Under ordinary circumstances, Layla would have kept her visit as short as politely possible. She would have stayed long enough for dinner with Bette, Marla, and Jake and driven home later this evening, giving some reasonable-sounding excuse for skipping tomorrow’s funeral. But these weren’t ordinary circumstances. During the same phone call in which Bette told Layla of Vic’s death, in which they caught up on as much other news as they could for the time being, Bette said, “I have something for you. Something from Dad.”
Layla’s first thought: Dad? I’ve never had anything that could be described as a Dad. Her next thought, which she expressed in words: “What is it?”
“I can’t tell you,” Bette said. “Not over the phone.”

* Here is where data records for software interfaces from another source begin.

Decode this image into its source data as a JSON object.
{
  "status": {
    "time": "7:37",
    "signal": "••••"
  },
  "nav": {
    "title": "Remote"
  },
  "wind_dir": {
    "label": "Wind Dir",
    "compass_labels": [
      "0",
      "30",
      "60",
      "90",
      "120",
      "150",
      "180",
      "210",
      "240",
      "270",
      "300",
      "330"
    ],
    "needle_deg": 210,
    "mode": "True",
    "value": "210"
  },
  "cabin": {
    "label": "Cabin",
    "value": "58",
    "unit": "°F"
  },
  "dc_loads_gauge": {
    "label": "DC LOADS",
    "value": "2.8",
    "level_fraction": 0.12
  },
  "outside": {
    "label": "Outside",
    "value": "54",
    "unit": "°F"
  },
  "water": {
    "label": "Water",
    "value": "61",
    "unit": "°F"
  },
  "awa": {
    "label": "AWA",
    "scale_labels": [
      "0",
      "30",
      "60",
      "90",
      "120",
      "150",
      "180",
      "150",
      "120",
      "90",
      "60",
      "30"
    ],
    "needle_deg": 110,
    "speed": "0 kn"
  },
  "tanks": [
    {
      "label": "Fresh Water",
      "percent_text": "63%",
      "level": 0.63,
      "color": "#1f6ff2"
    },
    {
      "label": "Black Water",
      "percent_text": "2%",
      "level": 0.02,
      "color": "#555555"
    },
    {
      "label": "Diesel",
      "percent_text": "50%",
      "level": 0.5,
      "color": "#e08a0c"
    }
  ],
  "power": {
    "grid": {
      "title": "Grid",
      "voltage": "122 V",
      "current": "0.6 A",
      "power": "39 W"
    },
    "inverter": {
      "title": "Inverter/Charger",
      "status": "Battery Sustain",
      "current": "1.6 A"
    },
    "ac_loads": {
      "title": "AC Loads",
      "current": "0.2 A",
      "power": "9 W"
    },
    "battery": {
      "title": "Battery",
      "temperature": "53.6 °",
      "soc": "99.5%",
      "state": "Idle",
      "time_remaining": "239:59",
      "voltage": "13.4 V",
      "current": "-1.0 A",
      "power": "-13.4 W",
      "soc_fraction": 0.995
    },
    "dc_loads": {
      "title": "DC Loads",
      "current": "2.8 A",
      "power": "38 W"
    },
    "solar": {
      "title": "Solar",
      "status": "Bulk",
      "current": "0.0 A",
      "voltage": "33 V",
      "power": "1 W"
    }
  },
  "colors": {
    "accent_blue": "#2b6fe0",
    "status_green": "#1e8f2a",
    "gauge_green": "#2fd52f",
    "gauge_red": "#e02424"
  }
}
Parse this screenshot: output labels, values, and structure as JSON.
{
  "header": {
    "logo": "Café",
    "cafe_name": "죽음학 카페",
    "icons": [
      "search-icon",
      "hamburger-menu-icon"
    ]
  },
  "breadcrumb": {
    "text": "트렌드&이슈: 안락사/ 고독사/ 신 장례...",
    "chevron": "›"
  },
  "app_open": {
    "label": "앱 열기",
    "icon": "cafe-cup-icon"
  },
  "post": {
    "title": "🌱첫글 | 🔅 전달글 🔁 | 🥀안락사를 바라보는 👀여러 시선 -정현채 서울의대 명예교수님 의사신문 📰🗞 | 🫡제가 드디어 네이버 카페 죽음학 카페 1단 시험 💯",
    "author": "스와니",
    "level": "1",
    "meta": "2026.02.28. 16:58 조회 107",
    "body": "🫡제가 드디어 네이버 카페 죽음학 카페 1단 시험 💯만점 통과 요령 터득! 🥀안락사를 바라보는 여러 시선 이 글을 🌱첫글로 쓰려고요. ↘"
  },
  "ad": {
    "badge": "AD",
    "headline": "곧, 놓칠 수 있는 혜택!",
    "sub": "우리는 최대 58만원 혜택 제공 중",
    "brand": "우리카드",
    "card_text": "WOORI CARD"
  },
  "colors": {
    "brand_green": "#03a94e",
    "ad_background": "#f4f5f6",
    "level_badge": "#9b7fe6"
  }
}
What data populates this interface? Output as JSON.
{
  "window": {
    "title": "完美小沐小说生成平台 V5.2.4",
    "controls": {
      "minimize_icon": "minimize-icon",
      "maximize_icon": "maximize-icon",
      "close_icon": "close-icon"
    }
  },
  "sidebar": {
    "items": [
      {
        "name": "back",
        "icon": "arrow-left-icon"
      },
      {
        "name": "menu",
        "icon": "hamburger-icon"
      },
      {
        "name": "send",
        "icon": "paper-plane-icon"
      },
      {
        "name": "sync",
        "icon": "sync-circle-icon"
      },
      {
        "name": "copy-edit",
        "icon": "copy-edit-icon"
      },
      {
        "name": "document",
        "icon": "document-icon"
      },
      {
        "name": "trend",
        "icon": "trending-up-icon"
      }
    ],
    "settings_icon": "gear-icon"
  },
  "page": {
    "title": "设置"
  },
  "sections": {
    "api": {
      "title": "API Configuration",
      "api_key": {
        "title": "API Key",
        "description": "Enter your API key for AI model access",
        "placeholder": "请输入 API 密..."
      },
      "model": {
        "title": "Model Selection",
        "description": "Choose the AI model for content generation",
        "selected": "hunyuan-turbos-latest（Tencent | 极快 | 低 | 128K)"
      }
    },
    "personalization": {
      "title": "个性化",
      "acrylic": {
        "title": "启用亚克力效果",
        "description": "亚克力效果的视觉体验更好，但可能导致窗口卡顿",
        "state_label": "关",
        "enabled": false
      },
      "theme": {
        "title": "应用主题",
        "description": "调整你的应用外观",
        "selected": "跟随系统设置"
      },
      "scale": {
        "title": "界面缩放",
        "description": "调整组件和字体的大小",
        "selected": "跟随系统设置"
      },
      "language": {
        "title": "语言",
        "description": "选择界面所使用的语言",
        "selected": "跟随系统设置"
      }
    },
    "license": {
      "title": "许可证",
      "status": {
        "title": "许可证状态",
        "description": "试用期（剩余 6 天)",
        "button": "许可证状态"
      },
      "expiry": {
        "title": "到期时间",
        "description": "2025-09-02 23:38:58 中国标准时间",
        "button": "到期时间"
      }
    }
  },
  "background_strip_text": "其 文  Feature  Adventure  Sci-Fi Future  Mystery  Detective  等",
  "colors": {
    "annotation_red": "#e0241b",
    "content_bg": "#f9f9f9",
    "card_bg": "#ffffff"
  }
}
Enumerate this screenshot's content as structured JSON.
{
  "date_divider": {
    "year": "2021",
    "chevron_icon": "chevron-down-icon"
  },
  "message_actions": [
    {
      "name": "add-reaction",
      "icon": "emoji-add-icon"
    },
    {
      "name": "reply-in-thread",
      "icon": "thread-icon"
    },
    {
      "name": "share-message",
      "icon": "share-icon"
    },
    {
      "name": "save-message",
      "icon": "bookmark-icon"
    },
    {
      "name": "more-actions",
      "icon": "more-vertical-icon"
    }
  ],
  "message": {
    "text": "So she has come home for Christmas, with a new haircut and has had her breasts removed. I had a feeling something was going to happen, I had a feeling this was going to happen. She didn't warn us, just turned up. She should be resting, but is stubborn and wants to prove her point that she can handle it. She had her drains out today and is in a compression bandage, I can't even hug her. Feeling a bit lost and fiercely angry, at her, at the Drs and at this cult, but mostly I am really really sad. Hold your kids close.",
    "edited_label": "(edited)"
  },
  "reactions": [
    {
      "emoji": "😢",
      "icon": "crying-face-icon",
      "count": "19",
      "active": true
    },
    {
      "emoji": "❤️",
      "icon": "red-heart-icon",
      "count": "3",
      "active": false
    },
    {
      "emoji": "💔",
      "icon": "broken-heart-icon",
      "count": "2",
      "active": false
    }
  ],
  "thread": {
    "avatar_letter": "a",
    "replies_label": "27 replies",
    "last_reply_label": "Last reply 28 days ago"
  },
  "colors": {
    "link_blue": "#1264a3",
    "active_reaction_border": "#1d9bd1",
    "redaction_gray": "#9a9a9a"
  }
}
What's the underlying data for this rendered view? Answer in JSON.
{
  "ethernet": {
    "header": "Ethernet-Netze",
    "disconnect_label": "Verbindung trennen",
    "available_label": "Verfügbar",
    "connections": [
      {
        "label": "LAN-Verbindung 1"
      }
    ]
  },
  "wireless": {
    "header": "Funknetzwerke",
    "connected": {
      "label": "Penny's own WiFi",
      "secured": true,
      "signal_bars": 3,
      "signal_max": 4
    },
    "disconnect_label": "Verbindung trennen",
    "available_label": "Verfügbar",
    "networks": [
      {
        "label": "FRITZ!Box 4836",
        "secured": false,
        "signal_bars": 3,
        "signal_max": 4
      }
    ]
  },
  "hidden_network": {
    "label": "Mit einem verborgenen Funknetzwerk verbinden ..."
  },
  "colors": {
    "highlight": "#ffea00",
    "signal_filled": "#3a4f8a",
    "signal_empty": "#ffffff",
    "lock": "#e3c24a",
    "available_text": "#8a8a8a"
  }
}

Because you’re worried your phone is being tapped, Layla thought. Because the “something” is criminal, just like our father was.
When Layla expressed her reservations, Bette said, “I promised him I would do this, Layla. Just hear me out, in person. Then you can decide for yourself if you want this,
Layla had instantly pictured a gold-plated revolver, in a Tiffany-style box with a bow. That picture came back to her now.
But it wasn’t just the gift that had brought Layla here. There was also her mother’s drawing, tucked in Layla’s back right pocket.
“Let’s get you some dinner,” Bette said. “You must be hungry. And tired.”
The truth was, Bette seemed far more tired than Layla felt; in fact, she didn’t look well. Maybe she was fighting a case of the flu? As Bette followed Marla toward the exit, as she threw an arm across Jake’s shoulders, she seemed to sway in her boots.
When Bette reached the doorway, a man materialized from the crowd by the guestbook stand: a tall, lawyerly looking sort in a tailored blue suit. Layla guessed he was one of the Hanlon staffers, until he took Bette’s arm and leaned in close, whispered something in her ear.
Layla stayed back, sensing this was something private, if not intimate.
Then he let go of Bette’s arm, and she moved ahead, not waiting to introduce Layla to him. With Jake on her arm, Bette followed Marla into the hall, not looking back.
As Layla approached the doorway, she glanced toward the man and caught his eye. He nodded back, as if Bette might have told him who she was. Then again, the nod might have been simple politeness.
No down-turned eyes, she observed. No widow’s peak.
Disappointment over finding no matches between the drawing and any of the men in this room wouldn’t surface until the wake was hours in the past. Right now, Layla just felt relief.
When she reached the door to the parking lot, Bette was holding it open for her.
It wasn’t until this moment that it occurred to her: This was it. She would never see her father’s face again, in anything other than photographs. Tomorrow, he’d be a closed casket on a stand, by a hole in a graveyard.
Thank God I look almost nothing like him, Layla thought, stepping into the night. Thank God I look like Mom.
Hardback: $25.00 US ISBN: 9781945501692 — First Edition: August 2021
Paperback: $15.00 US ISBN: 9781945501715 (not yet available)
ePUB: $10.99 US ISBN: 9781945501708
Audiobook: Unabridged, (Under production) $26.00 US ISBN: 9781945501722